### EXERCISE DETAILS
What you return must match the entries word for word, minus the pictures.

### DATASET
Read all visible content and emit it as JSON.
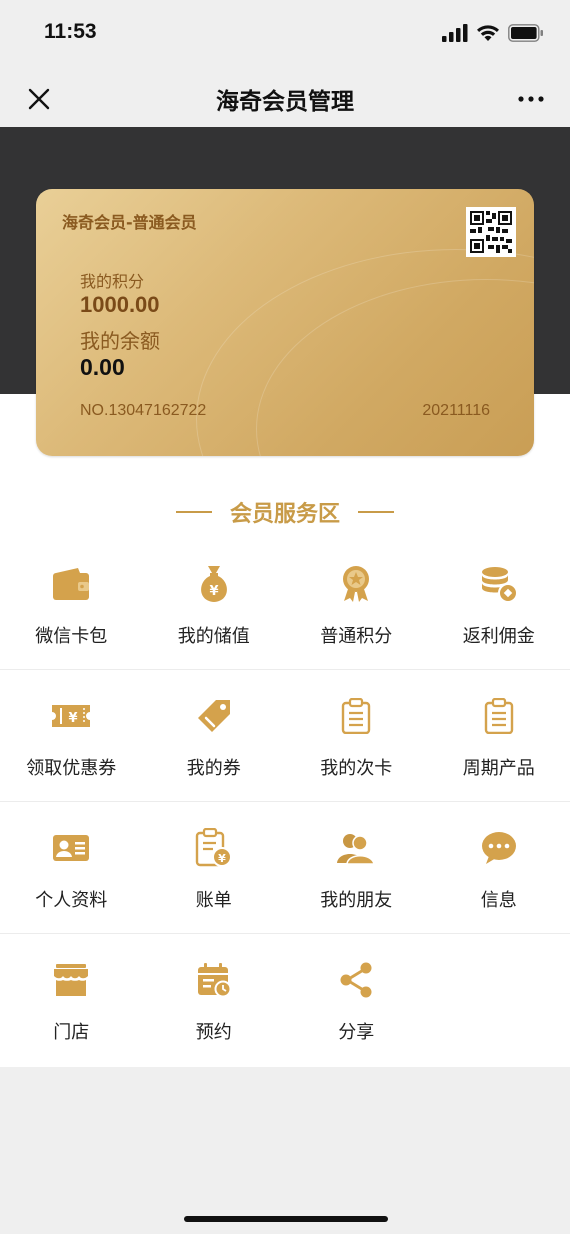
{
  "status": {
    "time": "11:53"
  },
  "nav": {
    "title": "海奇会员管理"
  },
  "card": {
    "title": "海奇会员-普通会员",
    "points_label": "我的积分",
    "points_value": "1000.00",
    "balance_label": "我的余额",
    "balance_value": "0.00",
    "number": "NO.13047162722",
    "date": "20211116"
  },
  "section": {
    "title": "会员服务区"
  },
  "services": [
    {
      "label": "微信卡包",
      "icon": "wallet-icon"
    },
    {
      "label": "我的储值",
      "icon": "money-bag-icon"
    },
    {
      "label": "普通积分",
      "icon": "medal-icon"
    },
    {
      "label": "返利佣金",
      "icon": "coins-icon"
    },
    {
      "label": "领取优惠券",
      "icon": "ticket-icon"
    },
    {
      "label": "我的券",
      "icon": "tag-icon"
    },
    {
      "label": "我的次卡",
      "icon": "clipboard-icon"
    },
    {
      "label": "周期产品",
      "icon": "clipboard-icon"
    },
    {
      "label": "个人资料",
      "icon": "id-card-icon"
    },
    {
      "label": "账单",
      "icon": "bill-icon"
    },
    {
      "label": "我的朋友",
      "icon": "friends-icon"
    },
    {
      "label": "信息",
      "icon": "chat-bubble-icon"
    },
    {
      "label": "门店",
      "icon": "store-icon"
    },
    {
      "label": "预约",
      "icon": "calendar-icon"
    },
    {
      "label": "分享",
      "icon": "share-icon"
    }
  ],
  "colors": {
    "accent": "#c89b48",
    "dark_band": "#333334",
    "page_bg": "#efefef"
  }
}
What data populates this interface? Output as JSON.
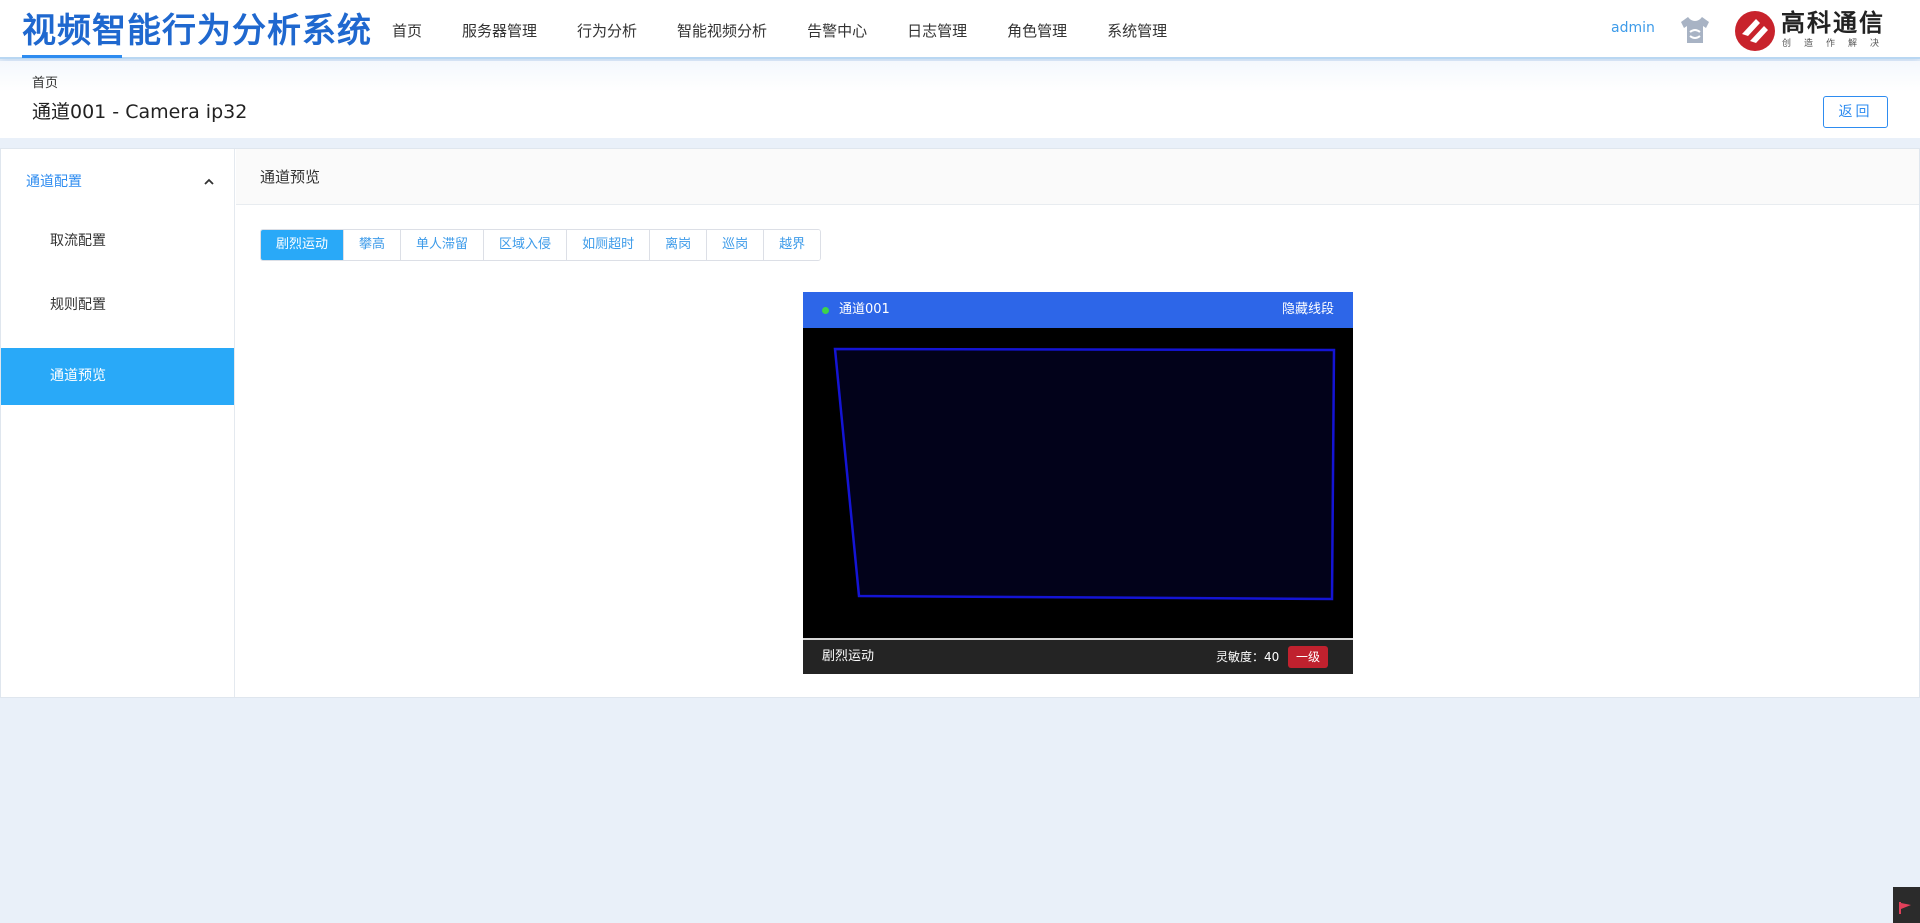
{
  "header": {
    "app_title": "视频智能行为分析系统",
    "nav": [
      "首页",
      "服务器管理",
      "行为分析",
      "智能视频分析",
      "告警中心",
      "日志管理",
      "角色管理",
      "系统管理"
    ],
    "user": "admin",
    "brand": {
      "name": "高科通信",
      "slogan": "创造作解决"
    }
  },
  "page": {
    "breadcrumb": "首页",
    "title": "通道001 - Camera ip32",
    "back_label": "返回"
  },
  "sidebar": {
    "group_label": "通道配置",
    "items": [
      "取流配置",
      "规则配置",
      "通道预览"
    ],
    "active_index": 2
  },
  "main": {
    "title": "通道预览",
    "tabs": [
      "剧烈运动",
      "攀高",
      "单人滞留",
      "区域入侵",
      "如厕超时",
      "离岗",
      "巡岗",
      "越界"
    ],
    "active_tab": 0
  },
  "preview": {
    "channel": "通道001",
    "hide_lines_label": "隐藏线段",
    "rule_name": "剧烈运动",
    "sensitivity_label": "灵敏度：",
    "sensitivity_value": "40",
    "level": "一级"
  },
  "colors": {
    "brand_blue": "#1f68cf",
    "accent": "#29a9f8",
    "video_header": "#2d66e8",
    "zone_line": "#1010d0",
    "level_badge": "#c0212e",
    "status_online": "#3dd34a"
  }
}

### EXERCISE RESULT
Read all visible content and emit it as JSON.
{
  "status": {
    "time": "11:53"
  },
  "nav": {
    "title": "海奇会员管理"
  },
  "card": {
    "title": "海奇会员-普通会员",
    "points_label": "我的积分",
    "points_value": "1000.00",
    "balance_label": "我的余额",
    "balance_value": "0.00",
    "number": "NO.13047162722",
    "date": "20211116"
  },
  "section": {
    "title": "会员服务区"
  },
  "services": [
    {
      "label": "微信卡包",
      "icon": "wallet-icon"
    },
    {
      "label": "我的储值",
      "icon": "money-bag-icon"
    },
    {
      "label": "普通积分",
      "icon": "medal-icon"
    },
    {
      "label": "返利佣金",
      "icon": "coins-icon"
    },
    {
      "label": "领取优惠券",
      "icon": "ticket-icon"
    },
    {
      "label": "我的券",
      "icon": "tag-icon"
    },
    {
      "label": "我的次卡",
      "icon": "clipboard-icon"
    },
    {
      "label": "周期产品",
      "icon": "clipboard-icon"
    },
    {
      "label": "个人资料",
      "icon": "id-card-icon"
    },
    {
      "label": "账单",
      "icon": "bill-icon"
    },
    {
      "label": "我的朋友",
      "icon": "friends-icon"
    },
    {
      "label": "信息",
      "icon": "chat-bubble-icon"
    },
    {
      "label": "门店",
      "icon": "store-icon"
    },
    {
      "label": "预约",
      "icon": "calendar-icon"
    },
    {
      "label": "分享",
      "icon": "share-icon"
    }
  ],
  "colors": {
    "accent": "#c89b48",
    "dark_band": "#333334",
    "page_bg": "#efefef"
  }
}
What data populates this interface? Output as JSON.
{
  "header": {
    "app_title": "视频智能行为分析系统",
    "nav": [
      "首页",
      "服务器管理",
      "行为分析",
      "智能视频分析",
      "告警中心",
      "日志管理",
      "角色管理",
      "系统管理"
    ],
    "user": "admin",
    "brand": {
      "name": "高科通信",
      "slogan": "创造作解决"
    }
  },
  "page": {
    "breadcrumb": "首页",
    "title": "通道001 - Camera ip32",
    "back_label": "返回"
  },
  "sidebar": {
    "group_label": "通道配置",
    "items": [
      "取流配置",
      "规则配置",
      "通道预览"
    ],
    "active_index": 2
  },
  "main": {
    "title": "通道预览",
    "tabs": [
      "剧烈运动",
      "攀高",
      "单人滞留",
      "区域入侵",
      "如厕超时",
      "离岗",
      "巡岗",
      "越界"
    ],
    "active_tab": 0
  },
  "preview": {
    "channel": "通道001",
    "hide_lines_label": "隐藏线段",
    "rule_name": "剧烈运动",
    "sensitivity_label": "灵敏度：",
    "sensitivity_value": "40",
    "level": "一级"
  },
  "colors": {
    "brand_blue": "#1f68cf",
    "accent": "#29a9f8",
    "video_header": "#2d66e8",
    "zone_line": "#1010d0",
    "level_badge": "#c0212e",
    "status_online": "#3dd34a"
  }
}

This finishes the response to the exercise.